There have long been whispers in the criminal defence bar that Ontario’s judicial appointment process is broken.
Since June 13, 2017, when Ottawa area MP Yasir Naqvi took the reins as Ontario’s attorney general, 70 per cent of his appointments to the bench have been drawn from the Crown’s office. Over the last eight months 17 judges have been appointed to the Ontario Court of Justice — 12 of those appointments were Crown attorneys and five were defence counsel.
That does not seem like a level playing field.
But this is not a new problem special to Naqvi — it has been this way for decades.
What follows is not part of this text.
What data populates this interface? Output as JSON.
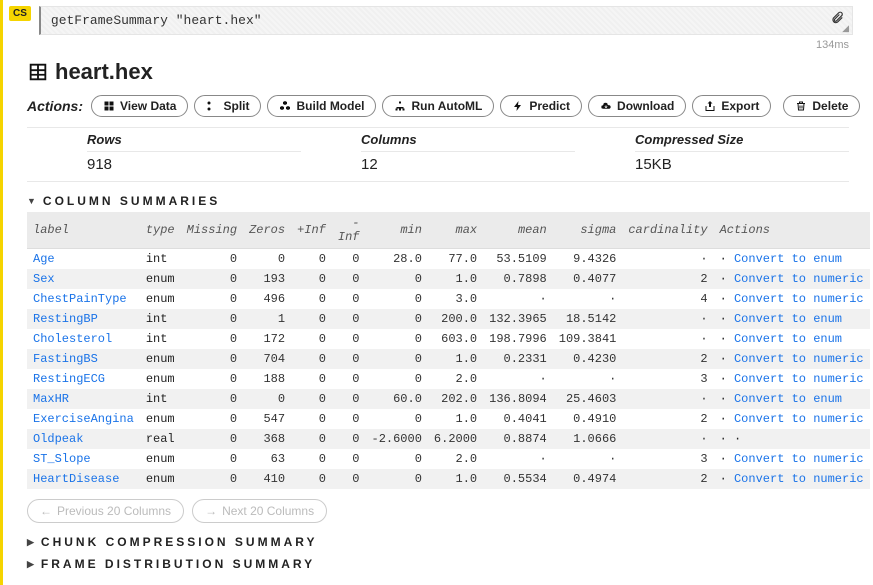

Don’t get me wrong — Crown attorneys can and do make fantastic judges. Some of my very favourite judges are former Crown attorneys and they have proven to be smart, fair, compassionate and a pleasure to appear before. But the simple numbers cast doubt on what at first blush appears to be a rigorous and independent provincial judicial application and review process.
In Ontario aspiring judges must submit 14 copies of their application packageto an independent committee which reviews and interviews the candidates and provides a ranked list to the attorney general who then makes his picks.
The independent committee is made up of a mix of members from the bench, bar and general public and its composition is legislatively required to reflect the diversity of Ontario’s population, including gender, geography, racial and cultural minorities. And the committee is not stacked with Crowns or provincial bagmen and it currently includes David M. Humphrey — a respected criminal defence lawyer. Also, I have a bit of inside information: since Naqvi became Ontario’s chief legal adviser to the Her Majesty the Queen in Right of Ontario many many excellent defence counsel have submitted judicial applications.
So, excellent criminal lawyers are applying, the ranking process is independent, and the selection committee includes a powerful voice from the defence bar — so where does the inequity in appointments come from?
It may be that systemic institutional bias favours Crown attorneys.
Perhaps one small example: If senior defence counsel wish to take a continuing legal education course they have to not only pay for the program but take unpaid time off work to attend it. You see, in private practice there are no salaries — you eat what you kill. Superstars in the Crown’s office can take advantage of internal courses, subsidized conferences and they still get paid their salaries — it’s all pensionable time. So maybe Crown lawyers just look better on paper and get ranked higher by the committee. Or maybe they don’t and the attorney general just prefers to pick his own. It is impossible to say — the lists, the AG’s decision and his reasons are all secret. But it seems that Naqvi may finally be taking some baby steps to level the judicial playing field. His latest appointment of three judges to the Ontario Court of Justice in Ottawa included two former defence lawyers (let’s be clear — these were no token appointments but legal heavyweights).
So only another seven rounds of appointments like the latest one and Naqvi’s numbers will be even. And we all should hope that Naqvi’s move toward parity continues. A diverse bench is to all of our benefit. Former defence counsel know the difficulties of private practice — no pension, difficult clients and meagre legal aid pay. These former defence counsel judges are no more compassionate or intelligent than their brothers and sisters who were plucked from the Crown’s office but they have first-hand experience with a different side of the adversarial system. In the post-Jordan era of overflowing dockets, where every adjournment could lead to serious cases being thrown out of court, judges who have first-hand experience dealing with retainer delays, unrepresented accused and difficult clients bring a special value to the bench.
For our justice system to be truly just, our bench must be comprised by a diversity of race, religion and perspective — but quite frankly we can do better on all fronts.